- 140 grams onion (1 small onion, minced)
- 650 grams tomato (cored and chopped)
- 2 tablespoons tomato paste
- 1 teaspoon salt
- 400 grams spaghetti
- flat-leaf parsley (minced for garnish)
- For the meatballs, fry the onions and garlic in olive oil until they're tender and starting to brown. Remove the pan from the heat and let them cool.
- In a large bowl, add the beef, pork, ricotta, egg, panko, Parmigiano-Reggiano, thyme, parsley, soy sauce, salt, fennel seeds, nutmeg, and pepper along with the caramelized onion mixture. Put some gloves on and use your hands to knead the mixture together until all the ingredients are evenly distributed and the meatball mixture is the consistency of bread dough.
- Use your hands to roll the mixture into meatballs. I like to make about 16 balls that are about 2-inches in diameter.
- Heat a frying pan up over medium-high heat, then add 1 tablespoon of olive oil. Fry the meatballs in batches, gently rolling them around with tongs to maintain their shape until browned on all sides.
- Pour off all but 1 tablespoon of oil then sauté the garlic and onions until they are soft. The browned meat juices on the bottom of the pan are where the sauce get's its flavor, so be sure to scrape those up. Add the tomatoes, tomato paste, and salt and bring the mixture to a boil.
- Add the meatballs into the tomato sauce along with any collected juices. Turn the heat down to low and gently simmer until the sauce is thick and the meatballs are tender (about 15-20 minutes)

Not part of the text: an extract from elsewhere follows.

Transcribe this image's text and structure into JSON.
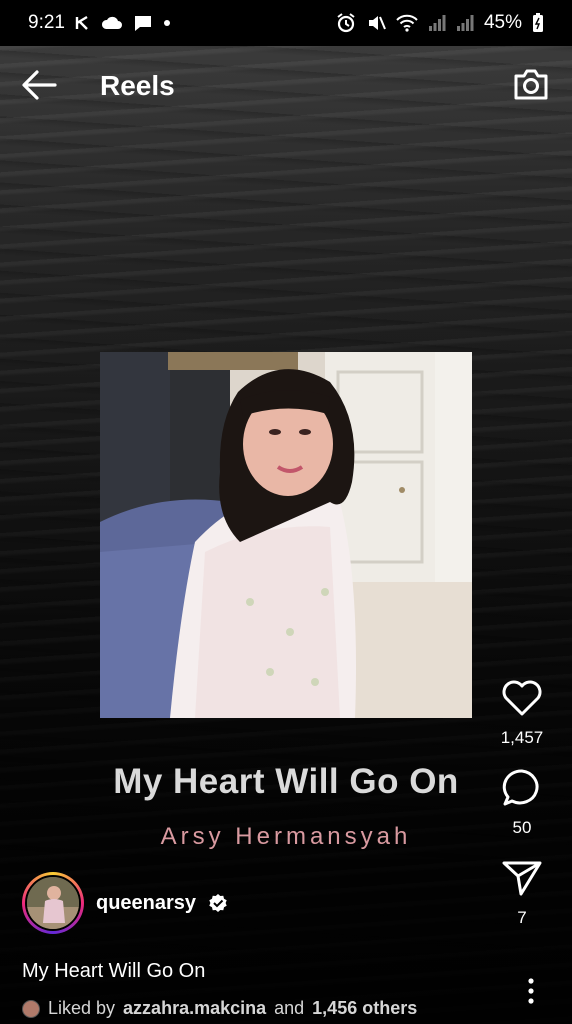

- Boil the spaghetti in salted water according to the package directions. Drain the pasta, then toss the pasta together with the sauce. Plate the spaghetti, then top each serving with meatballs, minced parsley, and parmesan cheese.